Recently, a fellow asked about getting linux kernel work in Ontario. He’s an ex-pat, moving back to Ontario from the UK, and wanted to know where to look.
Well, I asked a question:
I consider a stable web presence, and some stable non-webmail email address to be a “you must be this tall” criteria when hiring.
It took me a moment to think of why this is.
Finally, I realized why I was asking, and said:
This is the thing — if you have only ever been a consumer of the Internet, googled archives, but never answered questions, etc. then it is very hard to find out much about you.
A company I worked for went through a number of VP’s R&D. I googled each one. Nothing. Bumpkiss. Final one, I learnt had been on a canoe trip in the north-west territories. Never did his name show up anywhere else. Not in a press release, or a “speaking at”, or in an online mailing list for afficiadoes of purple knitting needles.
It’s hard for me to believe that someone has in fact used the Internet, truly used it, when they just didn’t leave any trace.
Yet, many people keep throwing away their email accounts, getting new ones, and use their ISP provided crap email systems, and then change when they get a new ISP. How can you have an online identity that way?
And it isn’t like aliases aren’t all over. You can get one everywhere, and smart people either have their own domain, or they get an alias like pobox.com, or acm.org, etc.
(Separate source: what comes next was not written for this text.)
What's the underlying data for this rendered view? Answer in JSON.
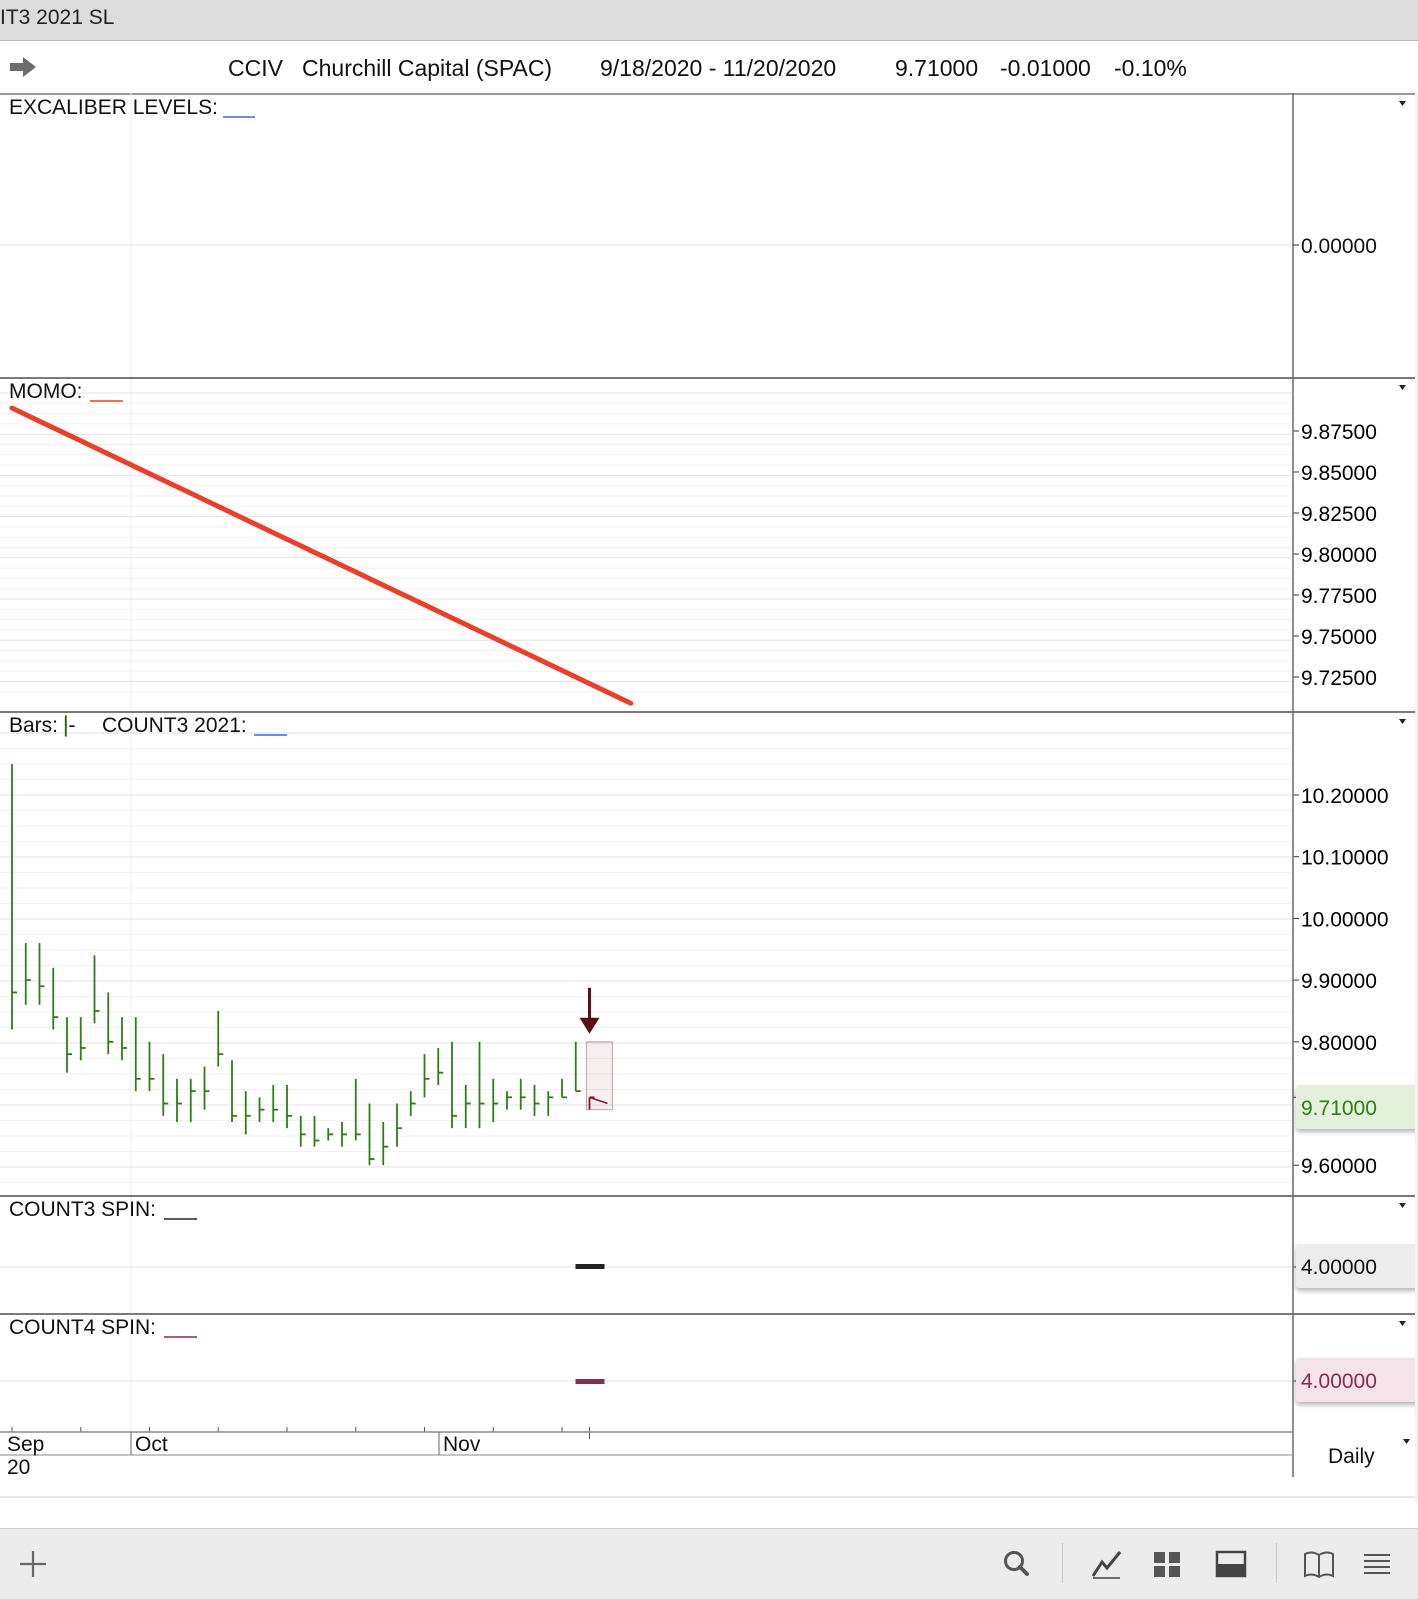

Gmail.com seems to be somewhat more clueful to me than msn/yahoo — I think because gmail actively encourages use of POP and other internet standards for processing email.
You just can’t read 100 non-spam emails a day with a web interface.
As an aisde, I love it when I get an email from some head hunter who wants my most recent resume — yet, every copy of my resume has the URL of my resume in it. To me, that’s so obvious a thing to have, that anyone technologist that doesn’t have it… isn’t really a technologist.
It’s all about reputation.